BEIJING (Reuters) - Chinese President Xi Jinping set off on a visit to Russia on Monday stressing the grave threat a U.S. anti-missile system in South Korea poses to both Chinese and Russian interests.
China has repeatedly stated its opposition to the U.S. Terminal High Altitude Area Defense (THAAD) anti-missile system and has called for its deployment to stopped, and the missiles already installed to be removed.
China says the system’s powerful radar can probe deep into its territory, undermining its security and a regional balance while doing nothing to stop North Korea in its relentless pursuit of nuclear weapons and the missiles to deliver them.
“The U.S. deployment of an advanced anti-missile system in South Korea gravely harms the strategic security interests of China, Russia and other countries in the region,” China’s state Xinhua news agency cited Xi as saying.
The United States and South Korea say the THAAD is solely aimed at defending the South from North Korea.
China and Russia have maintained close communication and coordination on the issue and held very similar views on it, Xi said in an interview with Russian media.
“Beijing and Moscow are steadfastly opposed to the THAAD deployment and seriously suggest that relevant countries stop and cancel the installation,” Xinhua cited xi as saying.
China and Russia would take “necessary measures”, either together or independently, to protect their interests, Xi said, without elaborating, according to Xinhua.

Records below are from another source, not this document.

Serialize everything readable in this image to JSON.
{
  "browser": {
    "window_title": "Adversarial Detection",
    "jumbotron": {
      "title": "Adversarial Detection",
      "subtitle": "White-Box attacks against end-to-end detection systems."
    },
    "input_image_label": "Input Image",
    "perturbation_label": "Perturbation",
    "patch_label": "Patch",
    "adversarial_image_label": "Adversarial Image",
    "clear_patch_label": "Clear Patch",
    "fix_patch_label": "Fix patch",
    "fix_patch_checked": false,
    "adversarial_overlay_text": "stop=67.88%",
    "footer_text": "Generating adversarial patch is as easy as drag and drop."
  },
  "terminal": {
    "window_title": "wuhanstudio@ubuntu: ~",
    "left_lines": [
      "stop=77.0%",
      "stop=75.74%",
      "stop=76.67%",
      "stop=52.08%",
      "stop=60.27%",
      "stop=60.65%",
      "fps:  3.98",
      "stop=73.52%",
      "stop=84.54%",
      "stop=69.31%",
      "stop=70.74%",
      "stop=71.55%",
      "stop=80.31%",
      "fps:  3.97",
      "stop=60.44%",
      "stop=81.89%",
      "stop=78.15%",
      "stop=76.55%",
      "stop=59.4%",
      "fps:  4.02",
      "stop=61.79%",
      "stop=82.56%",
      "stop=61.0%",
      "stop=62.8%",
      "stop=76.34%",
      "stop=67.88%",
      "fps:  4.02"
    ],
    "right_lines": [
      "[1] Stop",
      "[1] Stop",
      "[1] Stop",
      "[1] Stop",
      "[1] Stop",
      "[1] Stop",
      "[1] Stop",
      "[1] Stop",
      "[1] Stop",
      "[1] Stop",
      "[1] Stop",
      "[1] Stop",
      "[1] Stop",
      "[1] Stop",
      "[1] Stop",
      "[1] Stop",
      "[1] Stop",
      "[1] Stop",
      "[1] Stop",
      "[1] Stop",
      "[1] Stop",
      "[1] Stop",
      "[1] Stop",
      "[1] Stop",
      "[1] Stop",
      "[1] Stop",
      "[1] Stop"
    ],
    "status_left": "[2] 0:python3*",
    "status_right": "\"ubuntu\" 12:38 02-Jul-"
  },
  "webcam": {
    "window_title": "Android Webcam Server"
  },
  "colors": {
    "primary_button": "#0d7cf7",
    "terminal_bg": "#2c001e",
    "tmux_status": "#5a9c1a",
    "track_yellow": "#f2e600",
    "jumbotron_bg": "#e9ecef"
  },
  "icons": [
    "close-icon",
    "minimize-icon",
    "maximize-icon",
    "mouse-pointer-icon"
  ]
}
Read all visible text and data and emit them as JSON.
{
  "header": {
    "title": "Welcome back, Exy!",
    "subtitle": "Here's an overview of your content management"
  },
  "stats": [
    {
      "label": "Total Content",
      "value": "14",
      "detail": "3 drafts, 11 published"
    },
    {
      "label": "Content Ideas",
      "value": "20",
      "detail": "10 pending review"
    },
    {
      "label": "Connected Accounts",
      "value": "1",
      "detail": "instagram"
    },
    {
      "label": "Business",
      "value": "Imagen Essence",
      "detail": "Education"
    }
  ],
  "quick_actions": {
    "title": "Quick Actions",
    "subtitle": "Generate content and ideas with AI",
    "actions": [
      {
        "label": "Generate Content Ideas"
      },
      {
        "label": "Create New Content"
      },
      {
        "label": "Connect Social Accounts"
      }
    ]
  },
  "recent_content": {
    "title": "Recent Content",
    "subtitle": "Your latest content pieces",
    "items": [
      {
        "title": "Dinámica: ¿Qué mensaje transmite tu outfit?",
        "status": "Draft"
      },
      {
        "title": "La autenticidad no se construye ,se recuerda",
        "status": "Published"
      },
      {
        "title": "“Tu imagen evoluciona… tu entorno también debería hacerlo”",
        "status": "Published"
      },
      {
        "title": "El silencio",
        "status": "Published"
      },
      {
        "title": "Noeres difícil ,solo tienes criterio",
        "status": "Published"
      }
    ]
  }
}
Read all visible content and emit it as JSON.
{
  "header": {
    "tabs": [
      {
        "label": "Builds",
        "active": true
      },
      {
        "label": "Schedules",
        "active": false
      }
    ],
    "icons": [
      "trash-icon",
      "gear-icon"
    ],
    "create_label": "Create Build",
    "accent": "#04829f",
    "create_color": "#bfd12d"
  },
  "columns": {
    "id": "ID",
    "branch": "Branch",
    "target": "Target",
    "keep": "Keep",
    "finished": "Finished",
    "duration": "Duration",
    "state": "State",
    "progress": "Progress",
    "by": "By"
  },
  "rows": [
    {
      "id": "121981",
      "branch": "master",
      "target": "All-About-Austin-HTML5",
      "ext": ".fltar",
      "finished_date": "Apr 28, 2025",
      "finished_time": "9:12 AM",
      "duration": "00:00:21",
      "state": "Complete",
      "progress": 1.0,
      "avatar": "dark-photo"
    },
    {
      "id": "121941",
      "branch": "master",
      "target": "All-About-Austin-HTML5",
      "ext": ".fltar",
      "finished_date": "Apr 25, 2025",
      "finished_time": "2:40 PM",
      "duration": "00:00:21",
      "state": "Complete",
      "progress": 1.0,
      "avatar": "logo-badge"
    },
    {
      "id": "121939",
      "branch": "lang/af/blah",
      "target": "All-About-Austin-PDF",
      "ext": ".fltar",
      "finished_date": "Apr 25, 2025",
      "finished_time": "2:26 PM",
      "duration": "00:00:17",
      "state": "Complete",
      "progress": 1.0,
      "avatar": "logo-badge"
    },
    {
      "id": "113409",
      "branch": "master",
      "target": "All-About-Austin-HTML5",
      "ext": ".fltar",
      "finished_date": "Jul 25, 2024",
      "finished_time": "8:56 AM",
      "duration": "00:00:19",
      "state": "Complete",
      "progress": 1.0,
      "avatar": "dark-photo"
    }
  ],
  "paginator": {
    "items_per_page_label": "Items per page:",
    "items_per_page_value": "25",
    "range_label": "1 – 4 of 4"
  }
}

Xi also said China and Russia should work together to boost trade and increase investment and financial cooperation, Xinhua reported.
Xi will arrive in Moscow for a state visit on Monday before travelling to Germany to attend a G20 summit.
Relations between China and South Korea have been strained by the THAAD deployment though both sides have struck a more conciliatory tone since President Moon Jae-in took office in South Korea in May.
Reporting by Christian Shepherd; Editing by Robert Birsel